**To do:** Each entry must be written out again exactly as it stands.

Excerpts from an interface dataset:
========================================================================
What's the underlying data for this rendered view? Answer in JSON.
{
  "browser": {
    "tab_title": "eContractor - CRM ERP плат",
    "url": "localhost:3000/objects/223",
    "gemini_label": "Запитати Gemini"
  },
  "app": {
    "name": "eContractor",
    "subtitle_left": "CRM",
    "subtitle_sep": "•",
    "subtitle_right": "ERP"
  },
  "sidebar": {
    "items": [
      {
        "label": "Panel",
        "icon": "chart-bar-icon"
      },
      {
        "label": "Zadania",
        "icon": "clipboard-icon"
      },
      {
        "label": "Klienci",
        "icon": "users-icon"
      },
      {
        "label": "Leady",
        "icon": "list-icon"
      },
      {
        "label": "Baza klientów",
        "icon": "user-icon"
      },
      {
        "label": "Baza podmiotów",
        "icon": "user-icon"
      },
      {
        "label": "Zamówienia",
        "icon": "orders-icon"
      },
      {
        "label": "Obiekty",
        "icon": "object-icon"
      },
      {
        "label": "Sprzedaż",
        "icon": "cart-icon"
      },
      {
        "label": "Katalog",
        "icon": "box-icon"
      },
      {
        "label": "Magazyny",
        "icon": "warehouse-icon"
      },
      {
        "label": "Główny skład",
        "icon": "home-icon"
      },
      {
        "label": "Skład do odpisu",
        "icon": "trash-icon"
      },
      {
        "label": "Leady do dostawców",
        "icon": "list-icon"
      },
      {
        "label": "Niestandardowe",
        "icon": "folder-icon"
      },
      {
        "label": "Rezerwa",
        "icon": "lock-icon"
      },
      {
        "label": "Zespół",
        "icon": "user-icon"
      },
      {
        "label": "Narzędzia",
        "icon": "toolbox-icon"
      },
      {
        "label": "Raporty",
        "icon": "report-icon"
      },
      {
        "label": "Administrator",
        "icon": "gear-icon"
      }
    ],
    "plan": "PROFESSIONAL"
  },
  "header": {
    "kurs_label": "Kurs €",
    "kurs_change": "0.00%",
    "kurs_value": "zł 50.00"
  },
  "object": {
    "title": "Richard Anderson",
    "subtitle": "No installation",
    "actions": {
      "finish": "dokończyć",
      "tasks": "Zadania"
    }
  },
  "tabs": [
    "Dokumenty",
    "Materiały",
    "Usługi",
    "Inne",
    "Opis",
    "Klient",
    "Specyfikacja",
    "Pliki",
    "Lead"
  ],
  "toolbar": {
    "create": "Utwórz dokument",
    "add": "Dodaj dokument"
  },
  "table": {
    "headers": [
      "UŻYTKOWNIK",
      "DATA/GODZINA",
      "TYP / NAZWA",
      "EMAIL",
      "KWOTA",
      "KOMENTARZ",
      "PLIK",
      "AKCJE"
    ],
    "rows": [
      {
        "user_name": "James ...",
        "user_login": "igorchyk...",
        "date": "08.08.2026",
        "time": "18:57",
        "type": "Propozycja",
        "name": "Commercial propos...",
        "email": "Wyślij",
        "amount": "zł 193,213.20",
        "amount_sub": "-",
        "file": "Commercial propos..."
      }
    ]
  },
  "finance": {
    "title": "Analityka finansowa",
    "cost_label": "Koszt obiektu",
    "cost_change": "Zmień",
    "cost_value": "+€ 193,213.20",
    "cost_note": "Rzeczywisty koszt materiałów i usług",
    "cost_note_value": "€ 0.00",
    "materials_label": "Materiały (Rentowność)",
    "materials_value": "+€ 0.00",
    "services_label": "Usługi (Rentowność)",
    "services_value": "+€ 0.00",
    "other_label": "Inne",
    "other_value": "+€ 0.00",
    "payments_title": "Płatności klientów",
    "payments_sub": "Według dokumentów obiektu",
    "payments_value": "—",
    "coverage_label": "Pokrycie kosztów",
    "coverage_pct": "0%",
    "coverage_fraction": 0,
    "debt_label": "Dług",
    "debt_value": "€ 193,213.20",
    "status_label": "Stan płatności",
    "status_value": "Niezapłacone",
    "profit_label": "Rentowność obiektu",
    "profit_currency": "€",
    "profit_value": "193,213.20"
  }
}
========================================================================
**Solution:**
What's the underlying data for this rendered view? Answer in JSON.
{
  "browser": {
    "tab_title": "eContractor - CRM ERP плат",
    "url": "localhost:3000/objects/223",
    "gemini_label": "Запитати Gemini"
  },
  "app": {
    "name": "eContractor",
    "subtitle_left": "CRM",
    "subtitle_sep": "•",
    "subtitle_right": "ERP"
  },
  "sidebar": {
    "items": [
      {
        "label": "Panel",
        "icon": "chart-bar-icon"
      },
      {
        "label": "Zadania",
        "icon": "clipboard-icon"
      },
      {
        "label": "Klienci",
        "icon": "users-icon"
      },
      {
        "label": "Leady",
        "icon": "list-icon"
      },
      {
        "label": "Baza klientów",
        "icon": "user-icon"
      },
      {
        "label": "Baza podmiotów",
        "icon": "user-icon"
      },
      {
        "label": "Zamówienia",
        "icon": "orders-icon"
      },
      {
        "label": "Obiekty",
        "icon": "object-icon"
      },
      {
        "label": "Sprzedaż",
        "icon": "cart-icon"
      },
      {
        "label": "Katalog",
        "icon": "box-icon"
      },
      {
        "label": "Magazyny",
        "icon": "warehouse-icon"
      },
      {
        "label": "Główny skład",
        "icon": "home-icon"
      },
      {
        "label": "Skład do odpisu",
        "icon": "trash-icon"
      },
      {
        "label": "Leady do dostawców",
        "icon": "list-icon"
      },
      {
        "label": "Niestandardowe",
        "icon": "folder-icon"
      },
      {
        "label": "Rezerwa",
        "icon": "lock-icon"
      },
      {
        "label": "Zespół",
        "icon": "user-icon"
      },
      {
        "label": "Narzędzia",
        "icon": "toolbox-icon"
      },
      {
        "label": "Raporty",
        "icon": "report-icon"
      },
      {
        "label": "Administrator",
        "icon": "gear-icon"
      }
    ],
    "plan": "PROFESSIONAL"
  },
  "header": {
    "kurs_label": "Kurs €",
    "kurs_change": "0.00%",
    "kurs_value": "zł 50.00"
  },
  "object": {
    "title": "Richard Anderson",
    "subtitle": "No installation",
    "actions": {
      "finish": "dokończyć",
      "tasks": "Zadania"
    }
  },
  "tabs": [
    "Dokumenty",
    "Materiały",
    "Usługi",
    "Inne",
    "Opis",
    "Klient",
    "Specyfikacja",
    "Pliki",
    "Lead"
  ],
  "toolbar": {
    "create": "Utwórz dokument",
    "add": "Dodaj dokument"
  },
  "table": {
    "headers": [
      "UŻYTKOWNIK",
      "DATA/GODZINA",
      "TYP / NAZWA",
      "EMAIL",
      "KWOTA",
      "KOMENTARZ",
      "PLIK",
      "AKCJE"
    ],
    "rows": [
      {
        "user_name": "James ...",
        "user_login": "igorchyk...",
        "date": "08.08.2026",
        "time": "18:57",
        "type": "Propozycja",
        "name": "Commercial propos...",
        "email": "Wyślij",
        "amount": "zł 193,213.20",
        "amount_sub": "-",
        "file": "Commercial propos..."
      }
    ]
  },
  "finance": {
    "title": "Analityka finansowa",
    "cost_label": "Koszt obiektu",
    "cost_change": "Zmień",
    "cost_value": "+€ 193,213.20",
    "cost_note": "Rzeczywisty koszt materiałów i usług",
    "cost_note_value": "€ 0.00",
    "materials_label": "Materiały (Rentowność)",
    "materials_value": "+€ 0.00",
    "services_label": "Usługi (Rentowność)",
    "services_value": "+€ 0.00",
    "other_label": "Inne",
    "other_value": "+€ 0.00",
    "payments_title": "Płatności klientów",
    "payments_sub": "Według dokumentów obiektu",
    "payments_value": "—",
    "coverage_label": "Pokrycie kosztów",
    "coverage_pct": "0%",
    "coverage_fraction": 0,
    "debt_label": "Dług",
    "debt_value": "€ 193,213.20",
    "status_label": "Stan płatności",
    "status_value": "Niezapłacone",
    "profit_label": "Rentowność obiektu",
    "profit_currency": "€",
    "profit_value": "193,213.20"
  }
}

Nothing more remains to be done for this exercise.